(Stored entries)

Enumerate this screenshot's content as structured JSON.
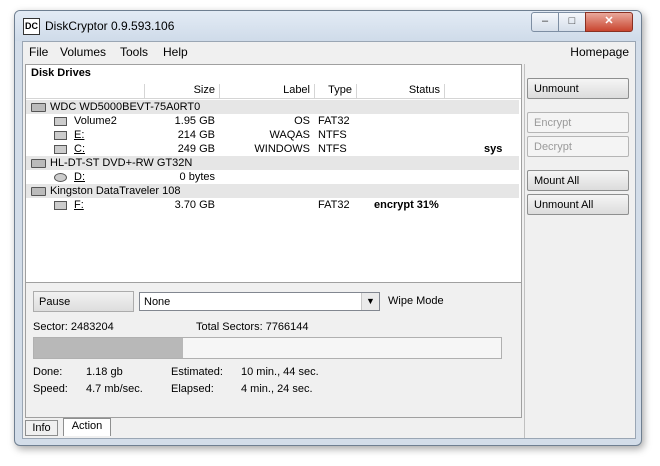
{
  "window": {
    "title": "DiskCryptor 0.9.593.106",
    "icon_name": "diskcryptor-app-icon",
    "controls": [
      "minimize-icon",
      "maximize-icon",
      "close-icon"
    ]
  },
  "menu": {
    "items": [
      "File",
      "Volumes",
      "Tools",
      "Help"
    ],
    "homepage": "Homepage"
  },
  "drives": {
    "title": "Disk Drives",
    "columns": {
      "size": "Size",
      "label": "Label",
      "type": "Type",
      "status": "Status"
    },
    "groups": [
      {
        "name": "WDC WD5000BEVT-75A0RT0",
        "volumes": [
          {
            "name": "Volume2",
            "size": "1.95 GB",
            "label": "OS",
            "type": "FAT32",
            "status": "",
            "extra": ""
          },
          {
            "name": "E:",
            "size": "214 GB",
            "label": "WAQAS",
            "type": "NTFS",
            "status": "",
            "extra": ""
          },
          {
            "name": "C:",
            "size": "249 GB",
            "label": "WINDOWS",
            "type": "NTFS",
            "status": "",
            "extra": "sys"
          }
        ]
      },
      {
        "name": "HL-DT-ST DVD+-RW GT32N",
        "volumes": [
          {
            "name": "D:",
            "size": "0 bytes",
            "label": "",
            "type": "",
            "status": "",
            "extra": ""
          }
        ]
      },
      {
        "name": "Kingston DataTraveler 108",
        "volumes": [
          {
            "name": "F:",
            "size": "3.70 GB",
            "label": "",
            "type": "FAT32",
            "status": "encrypt 31%",
            "extra": ""
          }
        ]
      }
    ]
  },
  "buttons": {
    "unmount": "Unmount",
    "encrypt": "Encrypt",
    "decrypt": "Decrypt",
    "mount_all": "Mount All",
    "unmount_all": "Unmount All"
  },
  "action": {
    "pause": "Pause",
    "wipe_select": "None",
    "wipe_label": "Wipe Mode",
    "sector": "Sector: 2483204",
    "total_sectors": "Total Sectors: 7766144",
    "progress": 0.32,
    "done_label": "Done:",
    "done_value": "1.18 gb",
    "speed_label": "Speed:",
    "speed_value": "4.7 mb/sec.",
    "estimated_label": "Estimated:",
    "estimated_value": "10 min., 44 sec.",
    "elapsed_label": "Elapsed:",
    "elapsed_value": "4 min., 24 sec."
  },
  "tabs": [
    "Info",
    "Action"
  ]
}
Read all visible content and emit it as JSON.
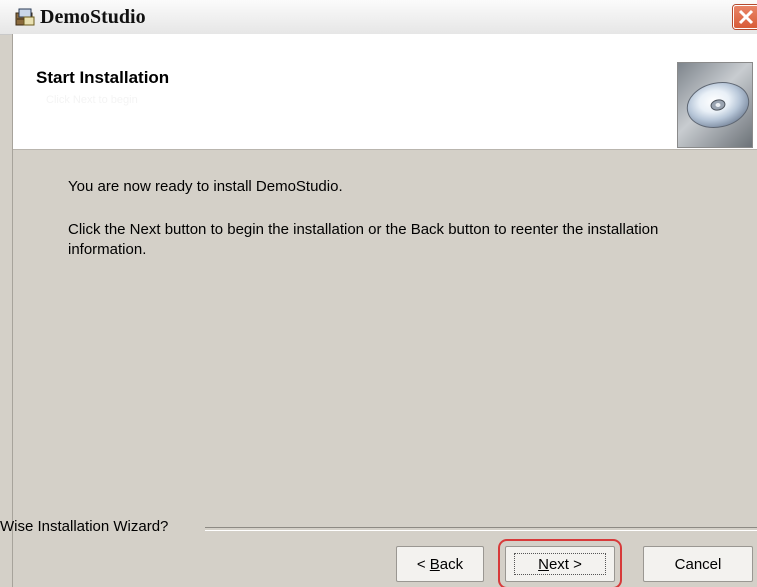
{
  "window": {
    "title": "DemoStudio"
  },
  "header": {
    "title": "Start Installation",
    "subtitle": "Click Next to begin"
  },
  "body": {
    "line1": "You are now ready to install DemoStudio.",
    "line2": "Click the Next button to begin the installation or the Back button to reenter the installation information."
  },
  "footer": {
    "label": "Wise Installation Wizard?"
  },
  "buttons": {
    "back": {
      "prefix": "< ",
      "accel": "B",
      "rest": "ack"
    },
    "next": {
      "accel": "N",
      "rest": "ext >"
    },
    "cancel": {
      "label": "Cancel"
    }
  },
  "colors": {
    "dialog_bg": "#d4d0c8",
    "close_red": "#d85c38",
    "highlight_red": "#d73a3a"
  },
  "icons": {
    "title": "installer-icon",
    "header": "cd-disc-icon",
    "close": "close-icon"
  }
}
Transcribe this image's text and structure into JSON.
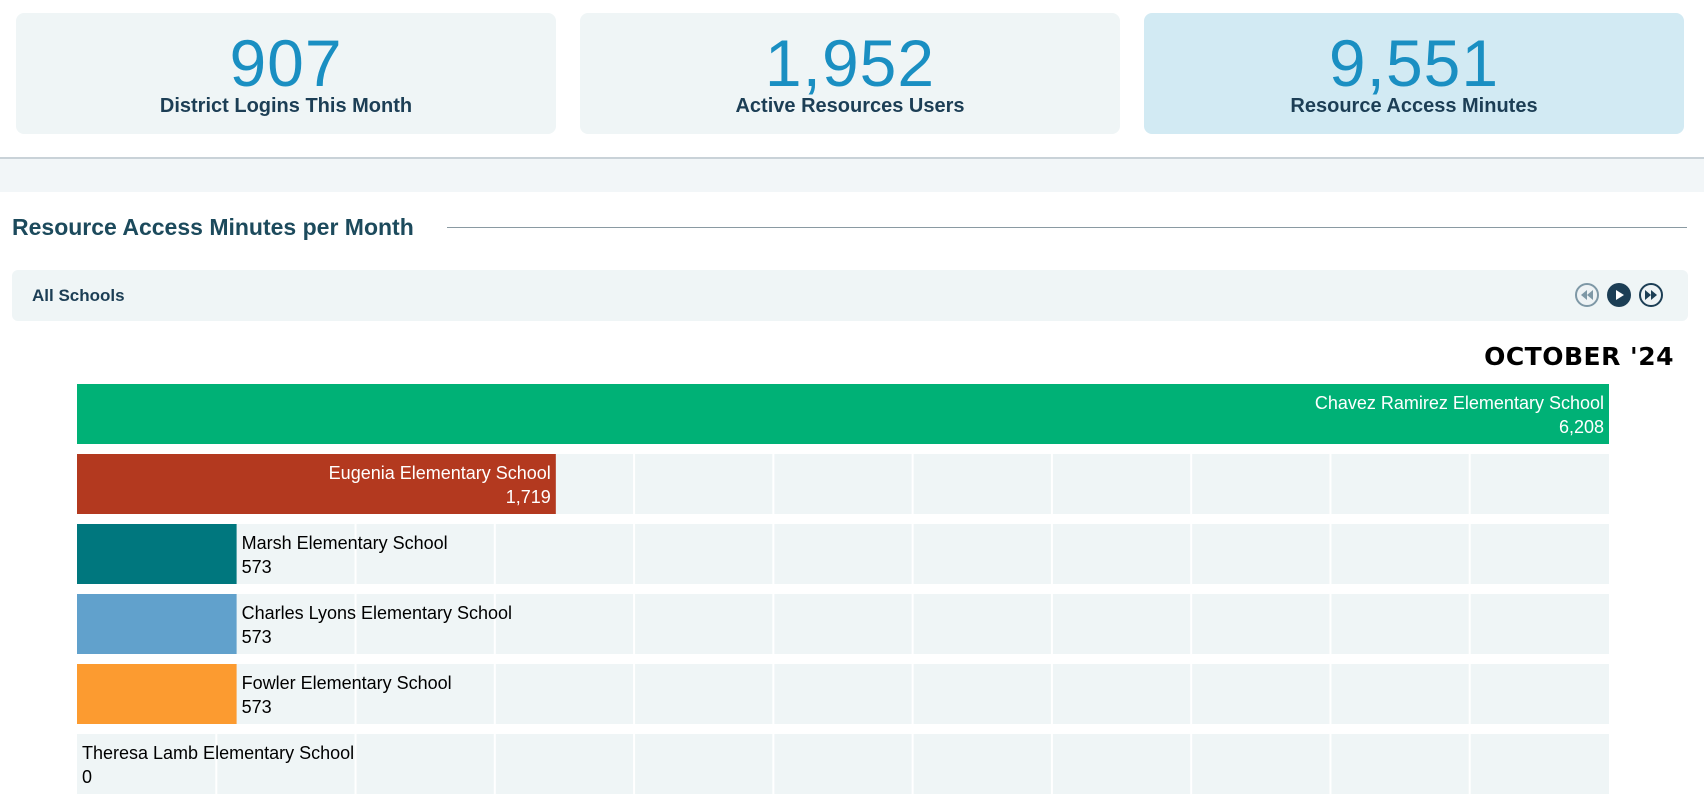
{
  "stats": [
    {
      "value": "907",
      "label": "District Logins This Month"
    },
    {
      "value": "1,952",
      "label": "Active Resources Users"
    },
    {
      "value": "9,551",
      "label": "Resource Access Minutes"
    }
  ],
  "section": {
    "title": "Resource Access Minutes per Month"
  },
  "filter": {
    "label": "All Schools"
  },
  "controls": {
    "rewind_icon": "rewind-icon",
    "play_icon": "play-icon",
    "forward_icon": "fast-forward-icon"
  },
  "colors": {
    "accent": "#1a8fc2",
    "dark": "#1c3e55"
  },
  "chart_data": {
    "type": "bar",
    "orientation": "horizontal",
    "period": "OCTOBER '24",
    "xlim": [
      0,
      5500
    ],
    "categories": [
      "Chavez Ramirez Elementary School",
      "Eugenia Elementary School",
      "Marsh Elementary School",
      "Charles Lyons Elementary School",
      "Fowler Elementary School",
      "Theresa Lamb Elementary School"
    ],
    "values": [
      6208,
      1719,
      573,
      573,
      573,
      0
    ],
    "value_labels": [
      "6,208",
      "1,719",
      "573",
      "573",
      "573",
      "0"
    ],
    "colors": [
      "#00b176",
      "#b3391f",
      "#00777e",
      "#61a1cc",
      "#fc9b30",
      "#9aa5aa"
    ],
    "grid": true
  }
}
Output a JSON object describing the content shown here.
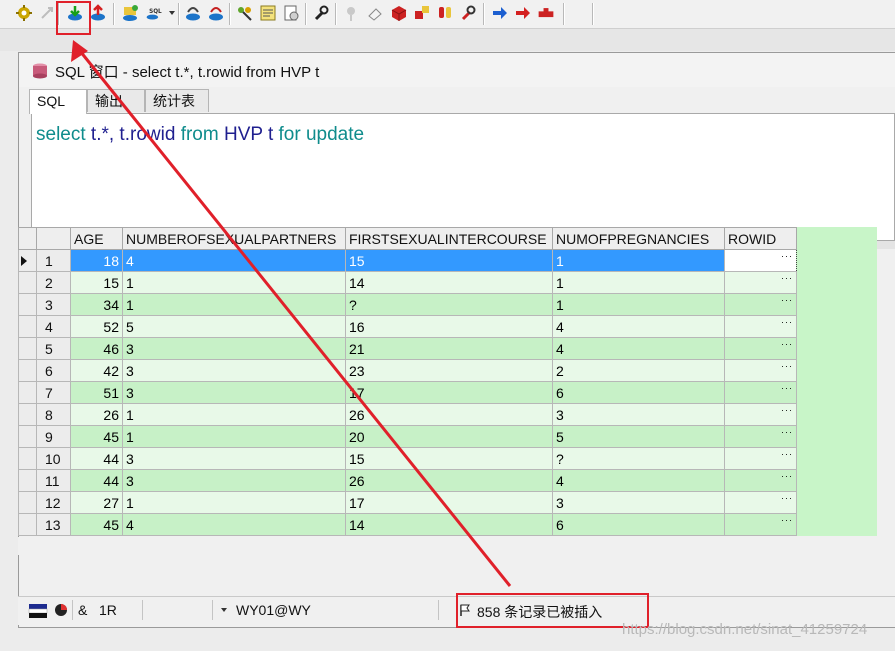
{
  "window": {
    "title": "SQL 窗口 - select t.*, t.rowid from HVP t",
    "tabs": [
      "SQL",
      "输出",
      "统计表"
    ]
  },
  "editor": {
    "sql": {
      "select": "select",
      "columns": "t.*, t.rowid",
      "from": "from",
      "table": "HVP t",
      "for_update": "for update"
    }
  },
  "grid": {
    "columns": [
      "AGE",
      "NUMBEROFSEXUALPARTNERS",
      "FIRSTSEXUALINTERCOURSE",
      "NUMOFPREGNANCIES",
      "ROWID"
    ],
    "rows": [
      {
        "n": "1",
        "age": "18",
        "partners": "4",
        "first": "15",
        "preg": "1"
      },
      {
        "n": "2",
        "age": "15",
        "partners": "1",
        "first": "14",
        "preg": "1"
      },
      {
        "n": "3",
        "age": "34",
        "partners": "1",
        "first": "?",
        "preg": "1"
      },
      {
        "n": "4",
        "age": "52",
        "partners": "5",
        "first": "16",
        "preg": "4"
      },
      {
        "n": "5",
        "age": "46",
        "partners": "3",
        "first": "21",
        "preg": "4"
      },
      {
        "n": "6",
        "age": "42",
        "partners": "3",
        "first": "23",
        "preg": "2"
      },
      {
        "n": "7",
        "age": "51",
        "partners": "3",
        "first": "17",
        "preg": "6"
      },
      {
        "n": "8",
        "age": "26",
        "partners": "1",
        "first": "26",
        "preg": "3"
      },
      {
        "n": "9",
        "age": "45",
        "partners": "1",
        "first": "20",
        "preg": "5"
      },
      {
        "n": "10",
        "age": "44",
        "partners": "3",
        "first": "15",
        "preg": "?"
      },
      {
        "n": "11",
        "age": "44",
        "partners": "3",
        "first": "26",
        "preg": "4"
      },
      {
        "n": "12",
        "age": "27",
        "partners": "1",
        "first": "17",
        "preg": "3"
      },
      {
        "n": "13",
        "age": "45",
        "partners": "4",
        "first": "14",
        "preg": "6"
      }
    ],
    "rowid_placeholder": "···"
  },
  "status": {
    "mode_symbol": "&",
    "row_count": "1R",
    "connection": "WY01@WY",
    "message": "858 条记录已被插入"
  },
  "watermark": "https://blog.csdn.net/sinat_41259724",
  "colors": {
    "accent_red": "#e0202a",
    "selected_row": "#3399ff",
    "grid_green_dark": "#c7f1c7",
    "grid_green_light": "#e8f9e8",
    "sql_keyword": "#0f8c8c",
    "sql_identifier": "#1f1f8f"
  },
  "icons": {
    "top_toolbar": [
      "gear-icon",
      "execute-disabled-icon",
      "import-tables-icon",
      "export-tables-icon",
      "database-icon",
      "sql-database-icon",
      "commit-icon",
      "rollback-icon",
      "keys-icon",
      "notes-icon",
      "report-icon",
      "wrench-icon",
      "pin-disabled-icon",
      "eraser-icon",
      "red-cube-icon",
      "cube-pair-icon",
      "hands-icon",
      "wrench-red-icon",
      "arrow-right-blue-icon",
      "arrow-right-red-icon",
      "stop-sign-icon"
    ],
    "grid_toolbar": [
      "grid-select-icon",
      "lock-icon",
      "plus-icon",
      "minus-icon",
      "check-icon",
      "post-down-icon",
      "post-down-all-icon",
      "clear-icon",
      "eraser-icon",
      "query-by-example-icon",
      "filter-down-icon",
      "filter-up-icon",
      "tree-icon",
      "save-icon",
      "export-data-icon",
      "chart-icon"
    ]
  }
}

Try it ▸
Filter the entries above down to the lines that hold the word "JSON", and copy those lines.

Written solution ▸
Enumerate this screenshot's content as structured JSON.
Read all visible content and emit it as JSON.
Transcribe this image's text and structure into JSON.
Output a JSON object describing the content shown here.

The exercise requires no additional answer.